Which of the lines below holds the string "content"? Copy every line that does.
[Start of Attachment]
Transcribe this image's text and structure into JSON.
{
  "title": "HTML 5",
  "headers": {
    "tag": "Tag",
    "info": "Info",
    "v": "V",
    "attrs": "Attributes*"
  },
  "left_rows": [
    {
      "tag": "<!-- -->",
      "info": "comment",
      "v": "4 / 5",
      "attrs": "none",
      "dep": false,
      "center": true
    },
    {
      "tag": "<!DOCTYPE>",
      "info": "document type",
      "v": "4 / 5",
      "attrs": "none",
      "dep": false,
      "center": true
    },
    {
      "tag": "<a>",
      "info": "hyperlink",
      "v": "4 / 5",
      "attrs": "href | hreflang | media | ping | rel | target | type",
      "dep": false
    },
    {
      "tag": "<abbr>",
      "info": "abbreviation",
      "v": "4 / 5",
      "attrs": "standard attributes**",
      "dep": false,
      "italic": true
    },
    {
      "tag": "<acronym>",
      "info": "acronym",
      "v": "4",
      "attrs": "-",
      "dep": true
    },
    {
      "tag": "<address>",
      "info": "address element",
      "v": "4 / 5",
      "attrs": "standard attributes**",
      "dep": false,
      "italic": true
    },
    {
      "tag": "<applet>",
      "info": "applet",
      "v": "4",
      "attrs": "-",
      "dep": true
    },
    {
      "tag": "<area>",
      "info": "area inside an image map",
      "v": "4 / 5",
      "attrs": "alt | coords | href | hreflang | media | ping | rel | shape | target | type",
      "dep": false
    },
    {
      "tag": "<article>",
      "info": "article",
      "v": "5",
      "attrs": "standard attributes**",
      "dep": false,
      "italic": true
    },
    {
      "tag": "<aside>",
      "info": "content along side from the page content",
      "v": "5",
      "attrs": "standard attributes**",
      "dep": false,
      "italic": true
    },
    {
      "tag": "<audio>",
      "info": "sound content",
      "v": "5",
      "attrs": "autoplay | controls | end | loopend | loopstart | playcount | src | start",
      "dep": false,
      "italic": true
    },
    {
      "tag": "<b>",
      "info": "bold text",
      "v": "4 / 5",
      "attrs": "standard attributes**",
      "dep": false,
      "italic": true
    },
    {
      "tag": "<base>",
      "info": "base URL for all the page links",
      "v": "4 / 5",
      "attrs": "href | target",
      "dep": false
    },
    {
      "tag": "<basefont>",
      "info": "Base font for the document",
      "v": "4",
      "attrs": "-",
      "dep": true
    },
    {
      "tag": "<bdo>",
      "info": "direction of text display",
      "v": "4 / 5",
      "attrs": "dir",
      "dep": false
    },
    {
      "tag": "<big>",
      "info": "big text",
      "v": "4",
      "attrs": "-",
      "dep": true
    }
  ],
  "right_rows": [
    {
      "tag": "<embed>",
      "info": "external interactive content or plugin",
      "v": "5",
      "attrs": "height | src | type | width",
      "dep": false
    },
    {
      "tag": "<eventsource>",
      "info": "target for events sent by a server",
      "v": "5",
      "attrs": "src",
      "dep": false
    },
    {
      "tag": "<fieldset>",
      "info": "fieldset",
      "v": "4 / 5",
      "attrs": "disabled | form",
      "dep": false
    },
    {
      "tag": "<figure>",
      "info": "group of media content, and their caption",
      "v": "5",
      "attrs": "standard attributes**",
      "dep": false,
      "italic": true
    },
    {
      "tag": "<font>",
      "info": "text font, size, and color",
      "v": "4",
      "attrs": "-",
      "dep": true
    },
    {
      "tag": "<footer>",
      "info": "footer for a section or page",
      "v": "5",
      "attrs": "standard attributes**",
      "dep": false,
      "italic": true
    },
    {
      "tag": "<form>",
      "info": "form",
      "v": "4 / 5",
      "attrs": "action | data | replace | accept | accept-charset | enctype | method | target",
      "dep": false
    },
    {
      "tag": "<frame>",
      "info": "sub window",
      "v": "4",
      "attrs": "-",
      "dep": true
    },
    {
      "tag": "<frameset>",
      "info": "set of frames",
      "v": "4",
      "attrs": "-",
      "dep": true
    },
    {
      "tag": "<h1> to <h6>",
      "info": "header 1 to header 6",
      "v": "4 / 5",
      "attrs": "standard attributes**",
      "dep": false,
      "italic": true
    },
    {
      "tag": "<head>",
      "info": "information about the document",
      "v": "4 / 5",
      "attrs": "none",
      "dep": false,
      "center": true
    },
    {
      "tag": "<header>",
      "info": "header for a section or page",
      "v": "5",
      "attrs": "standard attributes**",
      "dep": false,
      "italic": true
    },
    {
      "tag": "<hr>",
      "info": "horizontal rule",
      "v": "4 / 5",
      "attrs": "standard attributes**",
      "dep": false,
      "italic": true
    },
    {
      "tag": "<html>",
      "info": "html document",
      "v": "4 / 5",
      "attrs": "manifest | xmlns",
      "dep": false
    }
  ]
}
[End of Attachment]
### Task response
      "info": "content along side from the page content",
      "info": "sound content",
      "info": "external interactive content or plugin",
      "info": "group of media content, and their caption",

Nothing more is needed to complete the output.